[App and web page records]
----------------------------------------
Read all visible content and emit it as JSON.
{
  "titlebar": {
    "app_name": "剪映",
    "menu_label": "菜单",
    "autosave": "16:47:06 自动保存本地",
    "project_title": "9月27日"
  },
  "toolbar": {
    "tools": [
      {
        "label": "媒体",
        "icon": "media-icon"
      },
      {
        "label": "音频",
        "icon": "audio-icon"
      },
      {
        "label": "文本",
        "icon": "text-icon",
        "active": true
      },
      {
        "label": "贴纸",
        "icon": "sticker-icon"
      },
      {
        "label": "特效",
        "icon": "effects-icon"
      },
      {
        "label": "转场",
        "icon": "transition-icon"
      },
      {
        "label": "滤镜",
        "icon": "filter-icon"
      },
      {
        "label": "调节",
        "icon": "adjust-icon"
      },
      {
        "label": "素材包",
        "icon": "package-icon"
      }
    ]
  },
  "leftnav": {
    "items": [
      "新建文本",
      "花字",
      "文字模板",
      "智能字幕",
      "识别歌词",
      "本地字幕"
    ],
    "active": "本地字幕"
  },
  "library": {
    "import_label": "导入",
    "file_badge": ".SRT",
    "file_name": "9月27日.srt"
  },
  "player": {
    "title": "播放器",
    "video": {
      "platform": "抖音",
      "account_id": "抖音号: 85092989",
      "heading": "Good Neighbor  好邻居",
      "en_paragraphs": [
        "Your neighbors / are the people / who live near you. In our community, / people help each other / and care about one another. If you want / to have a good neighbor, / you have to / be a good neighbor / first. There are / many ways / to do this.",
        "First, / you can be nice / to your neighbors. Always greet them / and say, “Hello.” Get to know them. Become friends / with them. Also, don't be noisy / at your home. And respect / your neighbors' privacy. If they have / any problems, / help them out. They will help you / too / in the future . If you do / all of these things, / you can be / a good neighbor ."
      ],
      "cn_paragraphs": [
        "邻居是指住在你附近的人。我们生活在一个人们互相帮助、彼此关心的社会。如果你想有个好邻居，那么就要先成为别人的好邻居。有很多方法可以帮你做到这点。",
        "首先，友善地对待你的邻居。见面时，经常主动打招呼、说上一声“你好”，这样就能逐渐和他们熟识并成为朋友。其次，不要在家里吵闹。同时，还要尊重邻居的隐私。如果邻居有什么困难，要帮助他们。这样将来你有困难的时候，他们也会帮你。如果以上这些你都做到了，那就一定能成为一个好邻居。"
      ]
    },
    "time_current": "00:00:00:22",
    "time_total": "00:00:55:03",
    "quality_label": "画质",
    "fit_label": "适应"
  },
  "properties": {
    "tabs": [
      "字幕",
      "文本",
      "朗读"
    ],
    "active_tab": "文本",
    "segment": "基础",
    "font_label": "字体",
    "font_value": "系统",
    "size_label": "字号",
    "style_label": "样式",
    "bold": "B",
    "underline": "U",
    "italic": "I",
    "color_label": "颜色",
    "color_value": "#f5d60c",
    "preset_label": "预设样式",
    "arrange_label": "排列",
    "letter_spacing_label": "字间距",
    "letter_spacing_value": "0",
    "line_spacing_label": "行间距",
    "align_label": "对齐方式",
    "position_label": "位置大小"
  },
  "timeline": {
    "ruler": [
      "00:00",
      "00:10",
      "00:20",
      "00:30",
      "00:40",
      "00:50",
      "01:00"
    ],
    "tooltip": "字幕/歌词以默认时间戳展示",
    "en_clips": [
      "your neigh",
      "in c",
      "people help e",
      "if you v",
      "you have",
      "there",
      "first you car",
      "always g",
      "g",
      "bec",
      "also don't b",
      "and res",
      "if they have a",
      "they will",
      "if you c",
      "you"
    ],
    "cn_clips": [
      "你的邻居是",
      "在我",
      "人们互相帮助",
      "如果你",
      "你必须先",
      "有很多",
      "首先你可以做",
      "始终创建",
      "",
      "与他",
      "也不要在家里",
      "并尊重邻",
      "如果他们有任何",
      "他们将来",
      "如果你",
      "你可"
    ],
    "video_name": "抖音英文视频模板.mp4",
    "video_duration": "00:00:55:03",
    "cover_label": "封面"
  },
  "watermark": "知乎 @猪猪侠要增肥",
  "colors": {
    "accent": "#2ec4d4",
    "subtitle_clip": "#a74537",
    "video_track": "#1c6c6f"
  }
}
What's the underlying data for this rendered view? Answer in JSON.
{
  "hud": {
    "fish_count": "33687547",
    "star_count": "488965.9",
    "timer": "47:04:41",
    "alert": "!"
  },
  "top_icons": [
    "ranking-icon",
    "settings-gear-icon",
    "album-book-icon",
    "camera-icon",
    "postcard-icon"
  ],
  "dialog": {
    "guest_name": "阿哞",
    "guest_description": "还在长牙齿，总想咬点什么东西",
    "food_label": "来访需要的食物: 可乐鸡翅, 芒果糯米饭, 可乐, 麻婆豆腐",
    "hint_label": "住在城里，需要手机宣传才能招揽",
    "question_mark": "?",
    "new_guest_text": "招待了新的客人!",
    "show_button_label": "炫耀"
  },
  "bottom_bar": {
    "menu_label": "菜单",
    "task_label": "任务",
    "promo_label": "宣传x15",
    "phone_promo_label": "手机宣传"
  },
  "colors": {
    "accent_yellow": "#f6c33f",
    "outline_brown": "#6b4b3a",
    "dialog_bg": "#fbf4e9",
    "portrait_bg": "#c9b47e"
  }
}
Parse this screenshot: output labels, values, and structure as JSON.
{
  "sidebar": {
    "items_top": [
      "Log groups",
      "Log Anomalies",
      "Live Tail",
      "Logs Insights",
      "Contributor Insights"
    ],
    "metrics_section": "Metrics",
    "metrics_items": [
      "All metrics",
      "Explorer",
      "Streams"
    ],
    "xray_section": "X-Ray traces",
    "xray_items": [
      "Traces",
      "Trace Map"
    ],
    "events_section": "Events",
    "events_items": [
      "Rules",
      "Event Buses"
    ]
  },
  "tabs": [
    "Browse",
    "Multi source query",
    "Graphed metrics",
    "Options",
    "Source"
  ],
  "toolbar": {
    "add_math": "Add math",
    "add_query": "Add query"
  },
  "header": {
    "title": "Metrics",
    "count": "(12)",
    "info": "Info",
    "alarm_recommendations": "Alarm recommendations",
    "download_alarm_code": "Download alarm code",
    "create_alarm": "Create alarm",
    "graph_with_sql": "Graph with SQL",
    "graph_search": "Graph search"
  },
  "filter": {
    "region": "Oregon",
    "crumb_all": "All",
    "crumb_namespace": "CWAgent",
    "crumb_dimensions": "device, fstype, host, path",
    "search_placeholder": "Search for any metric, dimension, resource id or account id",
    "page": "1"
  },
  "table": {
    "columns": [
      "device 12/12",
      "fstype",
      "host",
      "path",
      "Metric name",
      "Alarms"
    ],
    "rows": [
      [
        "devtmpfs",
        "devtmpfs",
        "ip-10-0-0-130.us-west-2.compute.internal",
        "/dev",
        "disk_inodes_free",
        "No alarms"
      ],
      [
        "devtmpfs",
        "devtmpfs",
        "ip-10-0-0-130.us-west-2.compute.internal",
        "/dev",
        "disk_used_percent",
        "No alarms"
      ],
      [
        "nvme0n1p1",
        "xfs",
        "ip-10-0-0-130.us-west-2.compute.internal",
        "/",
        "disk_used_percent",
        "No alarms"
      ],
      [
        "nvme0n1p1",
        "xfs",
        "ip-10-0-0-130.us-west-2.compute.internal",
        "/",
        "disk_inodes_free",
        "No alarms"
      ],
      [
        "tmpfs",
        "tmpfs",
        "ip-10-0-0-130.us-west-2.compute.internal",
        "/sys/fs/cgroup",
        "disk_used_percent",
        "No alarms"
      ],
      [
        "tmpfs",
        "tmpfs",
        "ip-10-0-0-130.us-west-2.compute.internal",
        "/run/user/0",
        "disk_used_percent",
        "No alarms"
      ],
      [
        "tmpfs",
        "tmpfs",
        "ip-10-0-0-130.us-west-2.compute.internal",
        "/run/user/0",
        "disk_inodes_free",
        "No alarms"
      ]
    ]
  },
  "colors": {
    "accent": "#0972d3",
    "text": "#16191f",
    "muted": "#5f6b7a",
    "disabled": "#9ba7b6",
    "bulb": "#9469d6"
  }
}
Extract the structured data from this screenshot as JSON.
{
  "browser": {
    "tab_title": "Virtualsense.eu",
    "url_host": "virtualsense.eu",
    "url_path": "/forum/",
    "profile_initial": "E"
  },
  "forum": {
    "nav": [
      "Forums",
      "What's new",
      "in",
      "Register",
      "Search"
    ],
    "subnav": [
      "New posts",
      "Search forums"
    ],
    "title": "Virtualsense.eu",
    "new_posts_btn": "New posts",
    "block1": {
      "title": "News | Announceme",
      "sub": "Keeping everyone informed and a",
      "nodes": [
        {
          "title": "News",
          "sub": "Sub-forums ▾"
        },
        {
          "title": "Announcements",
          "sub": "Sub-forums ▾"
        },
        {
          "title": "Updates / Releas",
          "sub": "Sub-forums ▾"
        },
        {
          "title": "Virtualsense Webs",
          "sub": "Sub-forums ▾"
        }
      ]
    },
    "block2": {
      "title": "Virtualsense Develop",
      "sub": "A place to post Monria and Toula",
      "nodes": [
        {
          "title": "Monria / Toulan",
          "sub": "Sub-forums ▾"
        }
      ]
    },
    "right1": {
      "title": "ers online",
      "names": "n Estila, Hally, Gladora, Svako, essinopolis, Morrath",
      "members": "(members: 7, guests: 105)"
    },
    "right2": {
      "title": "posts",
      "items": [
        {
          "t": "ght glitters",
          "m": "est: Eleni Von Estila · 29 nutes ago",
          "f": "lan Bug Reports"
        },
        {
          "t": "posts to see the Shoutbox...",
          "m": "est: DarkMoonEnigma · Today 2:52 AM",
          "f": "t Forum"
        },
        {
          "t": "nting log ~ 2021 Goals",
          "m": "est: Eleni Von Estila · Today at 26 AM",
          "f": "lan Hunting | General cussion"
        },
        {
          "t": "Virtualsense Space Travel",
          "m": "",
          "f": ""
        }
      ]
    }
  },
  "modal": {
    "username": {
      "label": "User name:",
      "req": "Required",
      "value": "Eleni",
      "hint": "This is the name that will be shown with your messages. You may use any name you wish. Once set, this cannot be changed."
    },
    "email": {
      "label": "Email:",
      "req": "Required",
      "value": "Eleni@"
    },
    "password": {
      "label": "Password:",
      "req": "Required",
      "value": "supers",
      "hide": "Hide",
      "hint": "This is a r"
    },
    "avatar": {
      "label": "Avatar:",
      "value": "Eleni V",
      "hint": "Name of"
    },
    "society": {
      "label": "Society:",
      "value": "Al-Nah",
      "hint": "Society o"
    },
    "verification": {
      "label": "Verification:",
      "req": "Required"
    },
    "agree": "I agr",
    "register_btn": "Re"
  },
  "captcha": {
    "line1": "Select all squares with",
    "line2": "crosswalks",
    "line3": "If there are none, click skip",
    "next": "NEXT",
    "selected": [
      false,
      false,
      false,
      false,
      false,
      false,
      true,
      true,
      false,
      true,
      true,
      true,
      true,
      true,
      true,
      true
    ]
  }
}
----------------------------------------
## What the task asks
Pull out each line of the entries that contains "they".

## Answer space
        "First, / you can be nice / to your neighbors. Always greet them / and say, “Hello.” Get to know them. Become friends / with them. Also, don't be noisy / at your home. And respect / your neighbors' privacy. If they have / any problems, / help them out. They will help you / too / in the future . If you do / all of these things, / you can be / a good neighbor ."
      "if they have a",
      "they will",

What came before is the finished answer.